* DESCRIPTION OF THE TASK
Reproduce the records below; each should match the original exactly.

Items from an interface collection
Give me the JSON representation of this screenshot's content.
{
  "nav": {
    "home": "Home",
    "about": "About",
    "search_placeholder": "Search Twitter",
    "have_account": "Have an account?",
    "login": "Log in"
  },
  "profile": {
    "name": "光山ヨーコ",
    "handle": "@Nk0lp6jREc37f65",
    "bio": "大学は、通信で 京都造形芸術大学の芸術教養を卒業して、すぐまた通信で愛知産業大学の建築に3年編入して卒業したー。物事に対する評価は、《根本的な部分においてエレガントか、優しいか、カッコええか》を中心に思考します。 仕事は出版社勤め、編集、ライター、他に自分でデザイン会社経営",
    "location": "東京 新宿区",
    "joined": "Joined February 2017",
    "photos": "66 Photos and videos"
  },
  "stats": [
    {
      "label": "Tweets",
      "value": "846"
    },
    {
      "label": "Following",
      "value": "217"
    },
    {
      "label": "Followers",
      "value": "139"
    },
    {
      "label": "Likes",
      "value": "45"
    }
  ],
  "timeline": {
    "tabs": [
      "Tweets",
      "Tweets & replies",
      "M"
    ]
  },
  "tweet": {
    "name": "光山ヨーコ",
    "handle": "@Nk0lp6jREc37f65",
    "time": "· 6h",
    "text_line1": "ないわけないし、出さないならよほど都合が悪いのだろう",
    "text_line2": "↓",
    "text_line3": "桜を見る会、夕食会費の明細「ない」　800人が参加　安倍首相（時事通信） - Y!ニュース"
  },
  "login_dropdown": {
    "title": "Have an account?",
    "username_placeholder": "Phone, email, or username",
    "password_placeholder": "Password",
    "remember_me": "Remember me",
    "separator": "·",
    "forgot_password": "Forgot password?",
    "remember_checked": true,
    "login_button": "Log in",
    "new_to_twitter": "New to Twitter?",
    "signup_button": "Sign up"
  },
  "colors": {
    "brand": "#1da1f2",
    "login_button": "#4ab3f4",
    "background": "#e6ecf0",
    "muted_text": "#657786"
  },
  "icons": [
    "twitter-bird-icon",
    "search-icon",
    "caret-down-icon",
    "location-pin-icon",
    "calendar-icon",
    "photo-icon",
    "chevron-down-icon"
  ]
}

* THE ANSWER
Give me the JSON representation of this screenshot's content.
{
  "nav": {
    "home": "Home",
    "about": "About",
    "search_placeholder": "Search Twitter",
    "have_account": "Have an account?",
    "login": "Log in"
  },
  "profile": {
    "name": "光山ヨーコ",
    "handle": "@Nk0lp6jREc37f65",
    "bio": "大学は、通信で 京都造形芸術大学の芸術教養を卒業して、すぐまた通信で愛知産業大学の建築に3年編入して卒業したー。物事に対する評価は、《根本的な部分においてエレガントか、優しいか、カッコええか》を中心に思考します。 仕事は出版社勤め、編集、ライター、他に自分でデザイン会社経営",
    "location": "東京 新宿区",
    "joined": "Joined February 2017",
    "photos": "66 Photos and videos"
  },
  "stats": [
    {
      "label": "Tweets",
      "value": "846"
    },
    {
      "label": "Following",
      "value": "217"
    },
    {
      "label": "Followers",
      "value": "139"
    },
    {
      "label": "Likes",
      "value": "45"
    }
  ],
  "timeline": {
    "tabs": [
      "Tweets",
      "Tweets & replies",
      "M"
    ]
  },
  "tweet": {
    "name": "光山ヨーコ",
    "handle": "@Nk0lp6jREc37f65",
    "time": "· 6h",
    "text_line1": "ないわけないし、出さないならよほど都合が悪いのだろう",
    "text_line2": "↓",
    "text_line3": "桜を見る会、夕食会費の明細「ない」　800人が参加　安倍首相（時事通信） - Y!ニュース"
  },
  "login_dropdown": {
    "title": "Have an account?",
    "username_placeholder": "Phone, email, or username",
    "password_placeholder": "Password",
    "remember_me": "Remember me",
    "separator": "·",
    "forgot_password": "Forgot password?",
    "remember_checked": true,
    "login_button": "Log in",
    "new_to_twitter": "New to Twitter?",
    "signup_button": "Sign up"
  },
  "colors": {
    "brand": "#1da1f2",
    "login_button": "#4ab3f4",
    "background": "#e6ecf0",
    "muted_text": "#657786"
  },
  "icons": [
    "twitter-bird-icon",
    "search-icon",
    "caret-down-icon",
    "location-pin-icon",
    "calendar-icon",
    "photo-icon",
    "chevron-down-icon"
  ]
}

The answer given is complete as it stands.